[Listed records Boundary: Start]

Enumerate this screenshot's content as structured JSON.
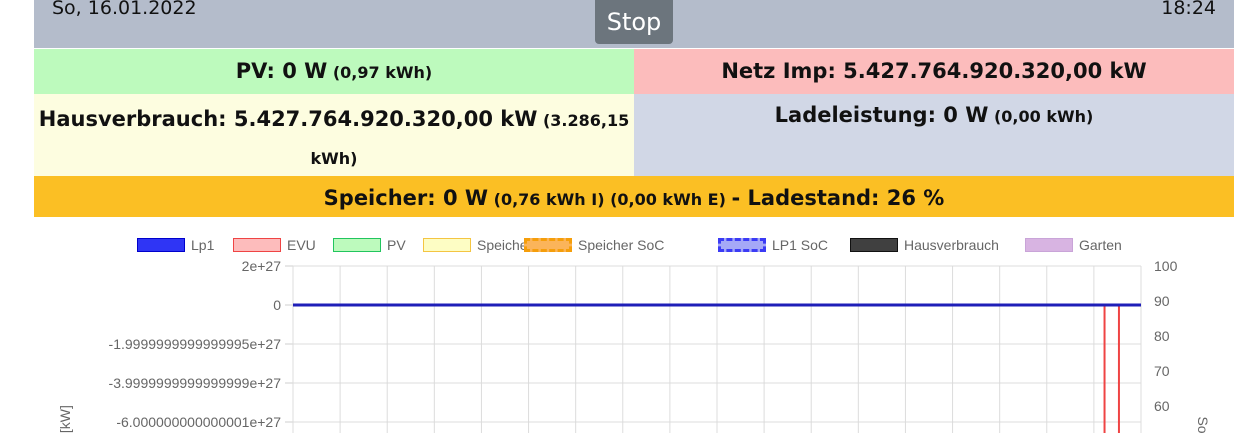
{
  "header": {
    "date": "So, 16.01.2022",
    "stop_label": "Stop",
    "time": "18:24"
  },
  "summary": {
    "pv_main": "PV: 0 W",
    "pv_detail": "(0,97 kWh)",
    "netz_main": "Netz Imp: 5.427.764.920.320,00 kW",
    "haus_main": "Hausverbrauch: 5.427.764.920.320,00 kW",
    "haus_detail_1": "(3.286,15",
    "haus_detail_2": "kWh)",
    "lade_main": "Ladeleistung: 0 W",
    "lade_detail": "(0,00 kWh)",
    "speicher_main": "Speicher: 0 W",
    "speicher_detail": "(0,76 kWh I) (0,00 kWh E)",
    "speicher_soc": "- Ladestand: 26 %"
  },
  "colors": {
    "header_bg": "#b4bccb",
    "pv_bg": "#bdfabd",
    "netz_bg": "#fcbcbc",
    "haus_bg": "#fdfde0",
    "lade_bg": "#d1d7e6",
    "speicher_bg": "#fbbf24",
    "stop_bg": "#6c757d"
  },
  "chart_data": {
    "type": "line",
    "legend": [
      {
        "name": "Lp1",
        "fill": "#2f35f5",
        "border": "#0000cc",
        "dashed": false
      },
      {
        "name": "EVU",
        "fill": "#fdbcbc",
        "border": "#ef4444",
        "dashed": false
      },
      {
        "name": "PV",
        "fill": "#bdfabd",
        "border": "#22c55e",
        "dashed": false
      },
      {
        "name": "Speicher",
        "fill": "#fdfdc4",
        "border": "#f4c542",
        "dashed": false
      },
      {
        "name": "Speicher SoC",
        "fill": "#fbb45a",
        "border": "#f59e0b",
        "dashed": true
      },
      {
        "name": "LP1 SoC",
        "fill": "#a5a8f7",
        "border": "#3b3bf5",
        "dashed": true
      },
      {
        "name": "Hausverbrauch",
        "fill": "#404040",
        "border": "#111111",
        "dashed": false
      },
      {
        "name": "Garten",
        "fill": "#d8b4e2",
        "border": "#c9a4d8",
        "dashed": false
      }
    ],
    "y_left_ticks": [
      "2e+27",
      "0",
      "-1.9999999999999995e+27",
      "-3.9999999999999999e+27",
      "-6.000000000000001e+27"
    ],
    "y_left_values": [
      2e+27,
      0,
      -2e+27,
      -4e+27,
      -6e+27
    ],
    "y_left_label": "g [kW]",
    "y_right_ticks": [
      "100",
      "90",
      "80",
      "70",
      "60"
    ],
    "y_right_values": [
      100,
      90,
      80,
      70,
      60
    ],
    "y_right_label": "So",
    "x_grid_count": 18,
    "series": [
      {
        "name": "Lp1",
        "color": "#1f1fb8",
        "points_frac": [
          [
            0,
            0
          ],
          [
            1,
            0
          ]
        ]
      },
      {
        "name": "EVU",
        "color": "#ef4444",
        "spikes_frac": [
          0.957,
          0.974
        ]
      }
    ]
  }
}
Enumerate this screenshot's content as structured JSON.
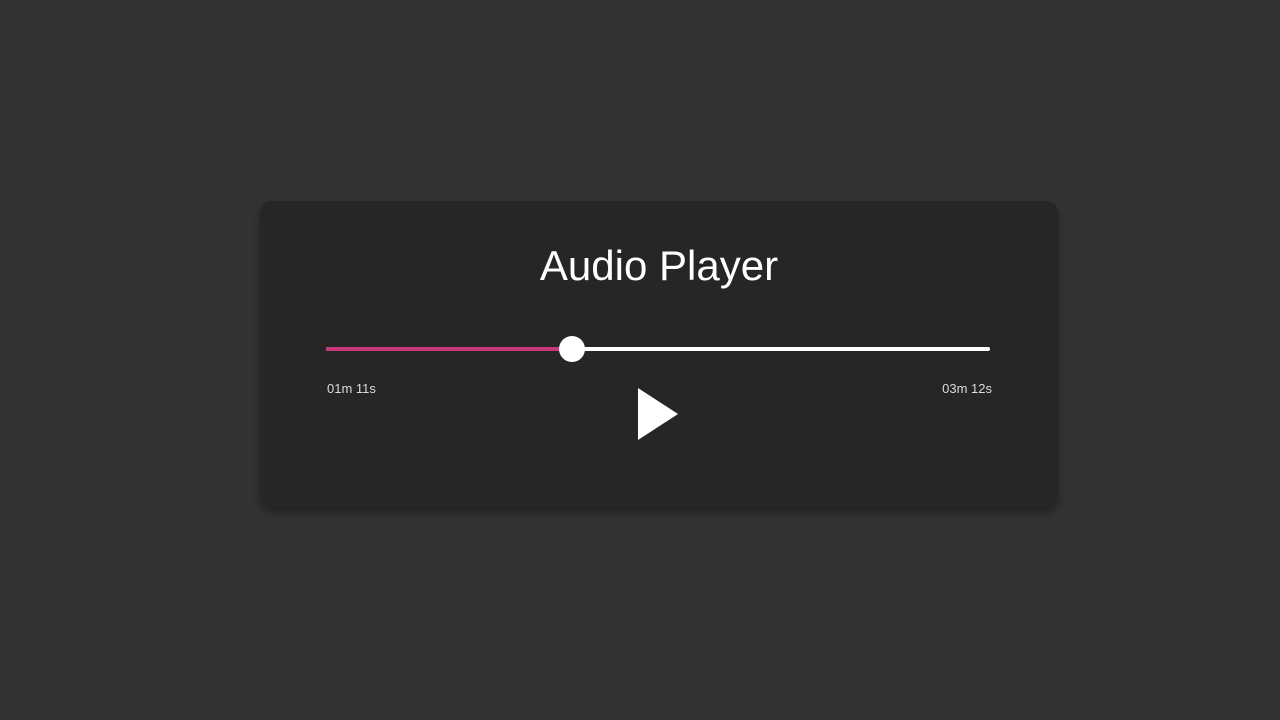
{
  "player": {
    "title": "Audio Player",
    "current_time": "01m 11s",
    "total_time": "03m 12s",
    "progress": 0.3698,
    "accent_color": "#c8387a",
    "play_icon": "play-icon"
  }
}
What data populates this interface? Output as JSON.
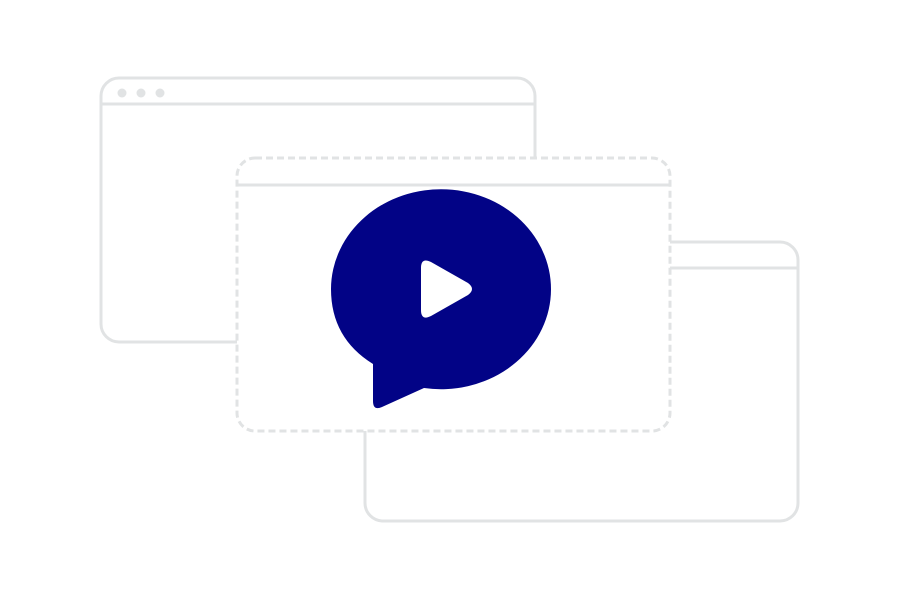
{
  "colors": {
    "background": "#ffffff",
    "window_outline": "#e1e3e4",
    "bubble_fill": "#020386",
    "play_glyph": "#ffffff"
  },
  "windows": [
    {
      "name": "back-window",
      "has_traffic_dots": true,
      "border_style": "solid"
    },
    {
      "name": "middle-window",
      "has_traffic_dots": false,
      "border_style": "dashed"
    },
    {
      "name": "front-window",
      "has_traffic_dots": false,
      "border_style": "solid"
    }
  ],
  "icon": {
    "semantic": "video-chat-bubble-icon",
    "inner": "play-icon"
  }
}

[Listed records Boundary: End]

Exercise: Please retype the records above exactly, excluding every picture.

Response box:
Enumerate this screenshot's content as structured JSON.
{
  "header": {
    "date": "So, 16.01.2022",
    "stop_label": "Stop",
    "time": "18:24"
  },
  "summary": {
    "pv_main": "PV: 0 W",
    "pv_detail": "(0,97 kWh)",
    "netz_main": "Netz Imp: 5.427.764.920.320,00 kW",
    "haus_main": "Hausverbrauch: 5.427.764.920.320,00 kW",
    "haus_detail_1": "(3.286,15",
    "haus_detail_2": "kWh)",
    "lade_main": "Ladeleistung: 0 W",
    "lade_detail": "(0,00 kWh)",
    "speicher_main": "Speicher: 0 W",
    "speicher_detail": "(0,76 kWh I) (0,00 kWh E)",
    "speicher_soc": "- Ladestand: 26 %"
  },
  "colors": {
    "header_bg": "#b4bccb",
    "pv_bg": "#bdfabd",
    "netz_bg": "#fcbcbc",
    "haus_bg": "#fdfde0",
    "lade_bg": "#d1d7e6",
    "speicher_bg": "#fbbf24",
    "stop_bg": "#6c757d"
  },
  "chart_data": {
    "type": "line",
    "legend": [
      {
        "name": "Lp1",
        "fill": "#2f35f5",
        "border": "#0000cc",
        "dashed": false
      },
      {
        "name": "EVU",
        "fill": "#fdbcbc",
        "border": "#ef4444",
        "dashed": false
      },
      {
        "name": "PV",
        "fill": "#bdfabd",
        "border": "#22c55e",
        "dashed": false
      },
      {
        "name": "Speicher",
        "fill": "#fdfdc4",
        "border": "#f4c542",
        "dashed": false
      },
      {
        "name": "Speicher SoC",
        "fill": "#fbb45a",
        "border": "#f59e0b",
        "dashed": true
      },
      {
        "name": "LP1 SoC",
        "fill": "#a5a8f7",
        "border": "#3b3bf5",
        "dashed": true
      },
      {
        "name": "Hausverbrauch",
        "fill": "#404040",
        "border": "#111111",
        "dashed": false
      },
      {
        "name": "Garten",
        "fill": "#d8b4e2",
        "border": "#c9a4d8",
        "dashed": false
      }
    ],
    "y_left_ticks": [
      "2e+27",
      "0",
      "-1.9999999999999995e+27",
      "-3.9999999999999999e+27",
      "-6.000000000000001e+27"
    ],
    "y_left_values": [
      2e+27,
      0,
      -2e+27,
      -4e+27,
      -6e+27
    ],
    "y_left_label": "g [kW]",
    "y_right_ticks": [
      "100",
      "90",
      "80",
      "70",
      "60"
    ],
    "y_right_values": [
      100,
      90,
      80,
      70,
      60
    ],
    "y_right_label": "So",
    "x_grid_count": 18,
    "series": [
      {
        "name": "Lp1",
        "color": "#1f1fb8",
        "points_frac": [
          [
            0,
            0
          ],
          [
            1,
            0
          ]
        ]
      },
      {
        "name": "EVU",
        "color": "#ef4444",
        "spikes_frac": [
          0.957,
          0.974
        ]
      }
    ]
  }
}
Enumerate this screenshot's content as structured JSON.
{
  "player": {
    "title": "Audio Player",
    "current_time": "01m 11s",
    "total_time": "03m 12s",
    "progress": 0.3698,
    "accent_color": "#c8387a",
    "play_icon": "play-icon"
  }
}
What data populates this interface? Output as JSON.
{
  "colors": {
    "background": "#ffffff",
    "window_outline": "#e1e3e4",
    "bubble_fill": "#020386",
    "play_glyph": "#ffffff"
  },
  "windows": [
    {
      "name": "back-window",
      "has_traffic_dots": true,
      "border_style": "solid"
    },
    {
      "name": "middle-window",
      "has_traffic_dots": false,
      "border_style": "dashed"
    },
    {
      "name": "front-window",
      "has_traffic_dots": false,
      "border_style": "solid"
    }
  ],
  "icon": {
    "semantic": "video-chat-bubble-icon",
    "inner": "play-icon"
  }
}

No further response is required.